WORK TASK.
Which lines mention "icon"? Show each one from the listing.

____

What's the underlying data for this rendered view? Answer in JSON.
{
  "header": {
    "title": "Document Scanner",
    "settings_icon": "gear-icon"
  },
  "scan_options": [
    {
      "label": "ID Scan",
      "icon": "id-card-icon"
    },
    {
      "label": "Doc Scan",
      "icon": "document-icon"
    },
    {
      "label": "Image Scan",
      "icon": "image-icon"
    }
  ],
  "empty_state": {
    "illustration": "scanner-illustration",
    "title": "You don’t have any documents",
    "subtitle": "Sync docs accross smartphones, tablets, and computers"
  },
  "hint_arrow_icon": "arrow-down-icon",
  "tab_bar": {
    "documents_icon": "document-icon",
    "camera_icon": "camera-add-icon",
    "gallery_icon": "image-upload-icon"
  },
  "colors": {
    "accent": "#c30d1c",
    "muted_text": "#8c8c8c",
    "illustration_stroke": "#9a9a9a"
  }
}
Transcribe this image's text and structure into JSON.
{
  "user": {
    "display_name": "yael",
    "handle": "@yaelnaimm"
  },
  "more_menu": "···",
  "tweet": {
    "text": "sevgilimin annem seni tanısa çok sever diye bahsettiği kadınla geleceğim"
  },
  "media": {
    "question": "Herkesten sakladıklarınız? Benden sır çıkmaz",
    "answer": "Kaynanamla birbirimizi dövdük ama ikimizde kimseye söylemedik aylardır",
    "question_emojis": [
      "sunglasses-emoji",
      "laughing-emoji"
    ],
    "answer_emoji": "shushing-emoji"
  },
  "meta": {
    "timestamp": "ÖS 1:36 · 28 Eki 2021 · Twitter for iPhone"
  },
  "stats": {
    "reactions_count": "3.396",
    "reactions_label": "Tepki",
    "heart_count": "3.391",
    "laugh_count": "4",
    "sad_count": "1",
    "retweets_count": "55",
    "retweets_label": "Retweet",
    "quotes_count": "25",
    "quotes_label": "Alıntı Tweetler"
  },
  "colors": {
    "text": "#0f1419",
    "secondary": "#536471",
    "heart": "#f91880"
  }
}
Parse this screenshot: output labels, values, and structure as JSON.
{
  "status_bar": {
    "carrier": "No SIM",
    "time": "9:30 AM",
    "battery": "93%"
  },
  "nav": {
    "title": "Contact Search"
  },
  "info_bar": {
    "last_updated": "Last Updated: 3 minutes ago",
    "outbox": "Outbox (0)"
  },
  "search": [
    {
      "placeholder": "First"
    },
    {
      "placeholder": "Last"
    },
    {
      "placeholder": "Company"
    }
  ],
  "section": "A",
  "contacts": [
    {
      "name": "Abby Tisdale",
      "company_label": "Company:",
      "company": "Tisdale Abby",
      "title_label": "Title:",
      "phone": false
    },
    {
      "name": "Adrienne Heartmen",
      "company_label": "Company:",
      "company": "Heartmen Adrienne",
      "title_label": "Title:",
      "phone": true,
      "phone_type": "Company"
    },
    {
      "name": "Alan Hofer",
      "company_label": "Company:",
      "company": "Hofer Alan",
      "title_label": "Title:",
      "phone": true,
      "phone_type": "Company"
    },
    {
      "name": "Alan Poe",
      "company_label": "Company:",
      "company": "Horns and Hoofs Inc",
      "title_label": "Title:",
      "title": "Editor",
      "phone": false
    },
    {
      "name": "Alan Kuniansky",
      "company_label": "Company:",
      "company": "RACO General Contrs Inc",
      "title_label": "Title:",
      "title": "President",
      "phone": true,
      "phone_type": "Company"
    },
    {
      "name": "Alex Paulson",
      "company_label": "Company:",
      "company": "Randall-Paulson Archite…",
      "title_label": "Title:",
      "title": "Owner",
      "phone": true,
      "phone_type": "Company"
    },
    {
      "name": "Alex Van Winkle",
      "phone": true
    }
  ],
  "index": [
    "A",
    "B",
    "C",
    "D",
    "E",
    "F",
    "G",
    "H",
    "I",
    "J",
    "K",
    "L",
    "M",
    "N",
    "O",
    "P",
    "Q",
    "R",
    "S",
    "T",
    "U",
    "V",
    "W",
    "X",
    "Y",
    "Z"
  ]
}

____

EXERCISE ANSWER.
    "settings_icon": "gear-icon"
      "icon": "id-card-icon"
      "icon": "document-icon"
      "icon": "image-icon"
  "hint_arrow_icon": "arrow-down-icon",
    "documents_icon": "document-icon",
    "camera_icon": "camera-add-icon",
    "gallery_icon": "image-upload-icon"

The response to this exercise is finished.